▶ _EXERCISE GOAL_:
Keeping every character in place, output all the data.
Start of DATA EXTRACTS
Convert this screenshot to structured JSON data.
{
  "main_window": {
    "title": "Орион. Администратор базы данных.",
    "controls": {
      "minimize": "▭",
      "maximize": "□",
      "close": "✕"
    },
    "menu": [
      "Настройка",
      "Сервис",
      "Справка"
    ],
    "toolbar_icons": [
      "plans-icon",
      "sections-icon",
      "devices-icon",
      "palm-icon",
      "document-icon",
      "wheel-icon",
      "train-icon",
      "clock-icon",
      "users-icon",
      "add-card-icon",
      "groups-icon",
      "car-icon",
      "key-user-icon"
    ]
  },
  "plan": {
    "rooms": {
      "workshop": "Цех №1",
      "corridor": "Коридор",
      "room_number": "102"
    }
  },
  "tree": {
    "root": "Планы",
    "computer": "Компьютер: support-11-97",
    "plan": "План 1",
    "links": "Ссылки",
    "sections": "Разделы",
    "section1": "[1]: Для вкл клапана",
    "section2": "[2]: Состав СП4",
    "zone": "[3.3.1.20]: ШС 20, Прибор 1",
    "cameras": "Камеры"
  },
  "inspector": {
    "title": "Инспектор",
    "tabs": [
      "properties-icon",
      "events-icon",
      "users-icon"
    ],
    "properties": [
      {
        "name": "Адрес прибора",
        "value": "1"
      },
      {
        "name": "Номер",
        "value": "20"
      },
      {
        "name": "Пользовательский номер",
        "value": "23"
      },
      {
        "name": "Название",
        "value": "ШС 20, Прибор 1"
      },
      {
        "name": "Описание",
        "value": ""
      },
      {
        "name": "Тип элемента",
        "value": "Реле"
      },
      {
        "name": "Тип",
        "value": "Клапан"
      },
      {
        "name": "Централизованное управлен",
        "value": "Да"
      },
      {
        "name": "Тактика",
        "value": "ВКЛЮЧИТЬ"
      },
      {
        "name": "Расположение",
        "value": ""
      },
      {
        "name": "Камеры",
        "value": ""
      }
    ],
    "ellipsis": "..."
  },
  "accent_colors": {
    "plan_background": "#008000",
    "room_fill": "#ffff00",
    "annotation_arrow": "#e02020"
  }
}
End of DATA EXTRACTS
▶ _PROBLEM SOLUTION_:
Convert this screenshot to structured JSON data.
{
  "main_window": {
    "title": "Орион. Администратор базы данных.",
    "controls": {
      "minimize": "▭",
      "maximize": "□",
      "close": "✕"
    },
    "menu": [
      "Настройка",
      "Сервис",
      "Справка"
    ],
    "toolbar_icons": [
      "plans-icon",
      "sections-icon",
      "devices-icon",
      "palm-icon",
      "document-icon",
      "wheel-icon",
      "train-icon",
      "clock-icon",
      "users-icon",
      "add-card-icon",
      "groups-icon",
      "car-icon",
      "key-user-icon"
    ]
  },
  "plan": {
    "rooms": {
      "workshop": "Цех №1",
      "corridor": "Коридор",
      "room_number": "102"
    }
  },
  "tree": {
    "root": "Планы",
    "computer": "Компьютер: support-11-97",
    "plan": "План 1",
    "links": "Ссылки",
    "sections": "Разделы",
    "section1": "[1]: Для вкл клапана",
    "section2": "[2]: Состав СП4",
    "zone": "[3.3.1.20]: ШС 20, Прибор 1",
    "cameras": "Камеры"
  },
  "inspector": {
    "title": "Инспектор",
    "tabs": [
      "properties-icon",
      "events-icon",
      "users-icon"
    ],
    "properties": [
      {
        "name": "Адрес прибора",
        "value": "1"
      },
      {
        "name": "Номер",
        "value": "20"
      },
      {
        "name": "Пользовательский номер",
        "value": "23"
      },
      {
        "name": "Название",
        "value": "ШС 20, Прибор 1"
      },
      {
        "name": "Описание",
        "value": ""
      },
      {
        "name": "Тип элемента",
        "value": "Реле"
      },
      {
        "name": "Тип",
        "value": "Клапан"
      },
      {
        "name": "Централизованное управлен",
        "value": "Да"
      },
      {
        "name": "Тактика",
        "value": "ВКЛЮЧИТЬ"
      },
      {
        "name": "Расположение",
        "value": ""
      },
      {
        "name": "Камеры",
        "value": ""
      }
    ],
    "ellipsis": "..."
  },
  "accent_colors": {
    "plan_background": "#008000",
    "room_fill": "#ffff00",
    "annotation_arrow": "#e02020"
  }
}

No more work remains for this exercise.